Joshua Bennett


On his book Being Property Once Myself: Blackness and the End of Man

Cover Interview of July 29, 2020

A close-up

I would hope that “just browsing” readers in a bookstore would encounter the introductory section, “Horse,” or the penultimate chapter, “Dog” first. “Horse” for the simple fact that I try therein to not only lay out the arguments for the book itself, but to make a certain set of claims about ecological criticism broadly construed—and the work of giants like Lucille Clifton and Sylvia Wynter in particular—that I hope will eventually reach a much wider audience of people even outside of those who might feel inclined to pick up the book. What I’m also trying to offer in that introductory passage is an explicitly eco-critical approach to reading the oeuvre of Frederick Douglass; one that is becoming a more and more important part of my larger research project, even beyond Being Property Once Myself.

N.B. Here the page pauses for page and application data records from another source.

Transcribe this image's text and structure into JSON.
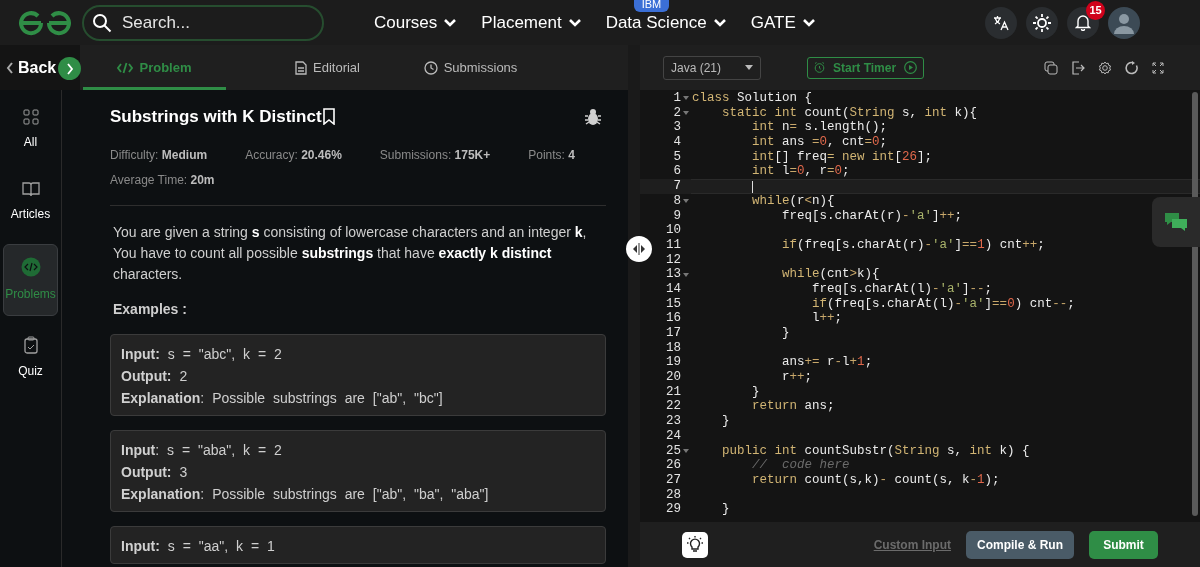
{
  "nav": {
    "search": {
      "placeholder": "Search..."
    },
    "menu": [
      {
        "label": "Courses"
      },
      {
        "label": "Placement"
      },
      {
        "label": "Data Science",
        "badge": "IBM"
      },
      {
        "label": "GATE"
      }
    ],
    "notifications": "15"
  },
  "sidebar": {
    "back": "Back",
    "items": [
      {
        "label": "All",
        "selected": false
      },
      {
        "label": "Articles",
        "selected": false
      },
      {
        "label": "Problems",
        "selected": true
      },
      {
        "label": "Quiz",
        "selected": false
      }
    ]
  },
  "tabs": [
    {
      "label": "Problem",
      "selected": true
    },
    {
      "label": "Editorial",
      "selected": false
    },
    {
      "label": "Submissions",
      "selected": false
    }
  ],
  "problem": {
    "title": "Substrings with K Distinct",
    "meta": [
      "Difficulty: **Medium**",
      "Accuracy: **20.46%**",
      "Submissions: **175K+**",
      "Points: **4**",
      "Average Time: **20m**"
    ],
    "description": "You are given a string **s** consisting of lowercase characters and an integer **k**, You have to count all possible **substrings** that have **exactly k distinct** characters.",
    "examples_heading": "Examples :",
    "examples": [
      [
        "**Input:** s = \"abc\", k = 2",
        "**Output:** 2",
        "**Explanation**: Possible substrings are [\"ab\", \"bc\"]"
      ],
      [
        "**Input**: s = \"aba\", k = 2",
        "**Output:** 3",
        "**Explanation**: Possible substrings are [\"ab\", \"ba\", \"aba\"]"
      ],
      [
        "**Input:** s = \"aa\", k = 1"
      ]
    ]
  },
  "editor": {
    "language": "Java (21)",
    "timer": "Start Timer",
    "lines": [
      {
        "n": "1",
        "fold": true,
        "current": false,
        "tokens": [
          {
            "text": "class ",
            "kind": "kw"
          },
          {
            "text": "Solution {",
            "kind": "id"
          }
        ]
      },
      {
        "n": "2",
        "fold": true,
        "current": false,
        "tokens": [
          {
            "text": "    static int ",
            "kind": "kw"
          },
          {
            "text": "count(",
            "kind": "id"
          },
          {
            "text": "String",
            "kind": "kw"
          },
          {
            "text": " s, ",
            "kind": "id"
          },
          {
            "text": "int",
            "kind": "kw"
          },
          {
            "text": " k){",
            "kind": "id"
          }
        ]
      },
      {
        "n": "3",
        "fold": false,
        "current": false,
        "tokens": [
          {
            "text": "        int ",
            "kind": "kw"
          },
          {
            "text": "n",
            "kind": "id"
          },
          {
            "text": "=",
            "kind": "op"
          },
          {
            "text": " s.length();",
            "kind": "id"
          }
        ]
      },
      {
        "n": "4",
        "fold": false,
        "current": false,
        "tokens": [
          {
            "text": "        int ",
            "kind": "kw"
          },
          {
            "text": "ans ",
            "kind": "id"
          },
          {
            "text": "=",
            "kind": "op"
          },
          {
            "text": "0",
            "kind": "num"
          },
          {
            "text": ", cnt",
            "kind": "id"
          },
          {
            "text": "=",
            "kind": "op"
          },
          {
            "text": "0",
            "kind": "num"
          },
          {
            "text": ";",
            "kind": "id"
          }
        ]
      },
      {
        "n": "5",
        "fold": false,
        "current": false,
        "tokens": [
          {
            "text": "        int",
            "kind": "kw"
          },
          {
            "text": "[] freq",
            "kind": "id"
          },
          {
            "text": "= new int",
            "kind": "kw"
          },
          {
            "text": "[",
            "kind": "id"
          },
          {
            "text": "26",
            "kind": "num"
          },
          {
            "text": "];",
            "kind": "id"
          }
        ]
      },
      {
        "n": "6",
        "fold": false,
        "current": false,
        "tokens": [
          {
            "text": "        int ",
            "kind": "kw"
          },
          {
            "text": "l",
            "kind": "id"
          },
          {
            "text": "=",
            "kind": "op"
          },
          {
            "text": "0",
            "kind": "num"
          },
          {
            "text": ", r",
            "kind": "id"
          },
          {
            "text": "=",
            "kind": "op"
          },
          {
            "text": "0",
            "kind": "num"
          },
          {
            "text": ";",
            "kind": "id"
          }
        ]
      },
      {
        "n": "7",
        "fold": false,
        "current": true
      },
      {
        "n": "8",
        "fold": true,
        "current": false,
        "tokens": [
          {
            "text": "        while",
            "kind": "kw"
          },
          {
            "text": "(r",
            "kind": "id"
          },
          {
            "text": "<",
            "kind": "op"
          },
          {
            "text": "n){",
            "kind": "id"
          }
        ]
      },
      {
        "n": "9",
        "fold": false,
        "current": false,
        "tokens": [
          {
            "text": "            freq[s.charAt(r)",
            "kind": "id"
          },
          {
            "text": "-",
            "kind": "op"
          },
          {
            "text": "'a'",
            "kind": "str"
          },
          {
            "text": "]",
            "kind": "id"
          },
          {
            "text": "++",
            "kind": "op"
          },
          {
            "text": ";",
            "kind": "id"
          }
        ]
      },
      {
        "n": "10",
        "fold": false,
        "current": false
      },
      {
        "n": "11",
        "fold": false,
        "current": false,
        "tokens": [
          {
            "text": "            if",
            "kind": "kw"
          },
          {
            "text": "(freq[s.charAt(r)",
            "kind": "id"
          },
          {
            "text": "-",
            "kind": "op"
          },
          {
            "text": "'a'",
            "kind": "str"
          },
          {
            "text": "]",
            "kind": "id"
          },
          {
            "text": "==",
            "kind": "op"
          },
          {
            "text": "1",
            "kind": "num"
          },
          {
            "text": ") cnt",
            "kind": "id"
          },
          {
            "text": "++",
            "kind": "op"
          },
          {
            "text": ";",
            "kind": "id"
          }
        ]
      },
      {
        "n": "12",
        "fold": false,
        "current": false
      },
      {
        "n": "13",
        "fold": true,
        "current": false,
        "tokens": [
          {
            "text": "            while",
            "kind": "kw"
          },
          {
            "text": "(cnt",
            "kind": "id"
          },
          {
            "text": ">",
            "kind": "op"
          },
          {
            "text": "k){",
            "kind": "id"
          }
        ]
      },
      {
        "n": "14",
        "fold": false,
        "current": false,
        "tokens": [
          {
            "text": "                freq[s.charAt(l)",
            "kind": "id"
          },
          {
            "text": "-",
            "kind": "op"
          },
          {
            "text": "'a'",
            "kind": "str"
          },
          {
            "text": "]",
            "kind": "id"
          },
          {
            "text": "--",
            "kind": "op"
          },
          {
            "text": ";",
            "kind": "id"
          }
        ]
      },
      {
        "n": "15",
        "fold": false,
        "current": false,
        "tokens": [
          {
            "text": "                if",
            "kind": "kw"
          },
          {
            "text": "(freq[s.charAt(l)",
            "kind": "id"
          },
          {
            "text": "-",
            "kind": "op"
          },
          {
            "text": "'a'",
            "kind": "str"
          },
          {
            "text": "]",
            "kind": "id"
          },
          {
            "text": "==",
            "kind": "op"
          },
          {
            "text": "0",
            "kind": "num"
          },
          {
            "text": ") cnt",
            "kind": "id"
          },
          {
            "text": "--",
            "kind": "op"
          },
          {
            "text": ";",
            "kind": "id"
          }
        ]
      },
      {
        "n": "16",
        "fold": false,
        "current": false,
        "tokens": [
          {
            "text": "                l",
            "kind": "id"
          },
          {
            "text": "++",
            "kind": "op"
          },
          {
            "text": ";",
            "kind": "id"
          }
        ]
      },
      {
        "n": "17",
        "fold": false,
        "current": false,
        "tokens": [
          {
            "text": "            }",
            "kind": "id"
          }
        ]
      },
      {
        "n": "18",
        "fold": false,
        "current": false
      },
      {
        "n": "19",
        "fold": false,
        "current": false,
        "tokens": [
          {
            "text": "            ans",
            "kind": "id"
          },
          {
            "text": "+=",
            "kind": "op"
          },
          {
            "text": " r",
            "kind": "id"
          },
          {
            "text": "-",
            "kind": "op"
          },
          {
            "text": "l",
            "kind": "id"
          },
          {
            "text": "+",
            "kind": "op"
          },
          {
            "text": "1",
            "kind": "num"
          },
          {
            "text": ";",
            "kind": "id"
          }
        ]
      },
      {
        "n": "20",
        "fold": false,
        "current": false,
        "tokens": [
          {
            "text": "            r",
            "kind": "id"
          },
          {
            "text": "++",
            "kind": "op"
          },
          {
            "text": ";",
            "kind": "id"
          }
        ]
      },
      {
        "n": "21",
        "fold": false,
        "current": false,
        "tokens": [
          {
            "text": "        }",
            "kind": "id"
          }
        ]
      },
      {
        "n": "22",
        "fold": false,
        "current": false,
        "tokens": [
          {
            "text": "        return ",
            "kind": "kw"
          },
          {
            "text": "ans;",
            "kind": "id"
          }
        ]
      },
      {
        "n": "23",
        "fold": false,
        "current": false,
        "tokens": [
          {
            "text": "    }",
            "kind": "id"
          }
        ]
      },
      {
        "n": "24",
        "fold": false,
        "current": false
      },
      {
        "n": "25",
        "fold": true,
        "current": false,
        "tokens": [
          {
            "text": "    public int ",
            "kind": "kw"
          },
          {
            "text": "countSubstr(",
            "kind": "id"
          },
          {
            "text": "String",
            "kind": "kw"
          },
          {
            "text": " s, ",
            "kind": "id"
          },
          {
            "text": "int",
            "kind": "kw"
          },
          {
            "text": " k) {",
            "kind": "id"
          }
        ]
      },
      {
        "n": "26",
        "fold": false,
        "current": false,
        "tokens": [
          {
            "text": "        //  code here",
            "kind": "cm"
          }
        ]
      },
      {
        "n": "27",
        "fold": false,
        "current": false,
        "tokens": [
          {
            "text": "        return ",
            "kind": "kw"
          },
          {
            "text": "count(s,k)",
            "kind": "id"
          },
          {
            "text": "-",
            "kind": "op"
          },
          {
            "text": " count(s, k",
            "kind": "id"
          },
          {
            "text": "-",
            "kind": "op"
          },
          {
            "text": "1",
            "kind": "num"
          },
          {
            "text": ");",
            "kind": "id"
          }
        ]
      },
      {
        "n": "28",
        "fold": false,
        "current": false
      },
      {
        "n": "29",
        "fold": false,
        "current": false,
        "tokens": [
          {
            "text": "    }",
            "kind": "id"
          }
        ]
      }
    ],
    "custom_input": "Custom Input",
    "compile": "Compile & Run",
    "submit": "Submit"
  }
}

The “Dog” chapter comes to mind for similar reasons. Therein, I’m offering a reading of Jesmyn Ward’s fantastic sophomore novel, Salvage The Bones, that gets us a bit further, I think, than the traditional concerns of something like animal studies—though I’m clear in the beginning of the book that my contribution is more of a piece with what Michael Lundblad has elsewhere termed animality studies—and closer to the core of my concern throughout the text. That is, the way that a certain lived proximity to animals opens up room for the writers I am interested in to make all sorts of compelling claims about black social life, especially within the context of environmental (and otherwise) catastrophe.

In the Ward chapter, this takes the form of a close reading of a scene in the book which transpires directly after Hurricane Katrina hits the fictional town of Bois Sauvage, Mississippi. But this concern is also present in the third chapter’s reading of the hurricane that hits “The Muck” in Their Eyes Were Watching God. In these moments where the world—i.e., the province of human dominion, the ostensibly owned earth—falls apart, what modes of black assembly come to the fore? And how might this thematic echo help us think differently about the relationship between black freedom struggle and ecological criticism, black poetics and the black earth, abolition and interspecies collaboration? Many of my favorite lines from the book are also in these sections, so there is admittedly, for me, a craft element at play here as well. As I sit here now, thinking at the dining room table about this question, it’s clear. The moments of composition where I felt most free, most in tune with the music that makes a project like this possible, took place while writing those sections.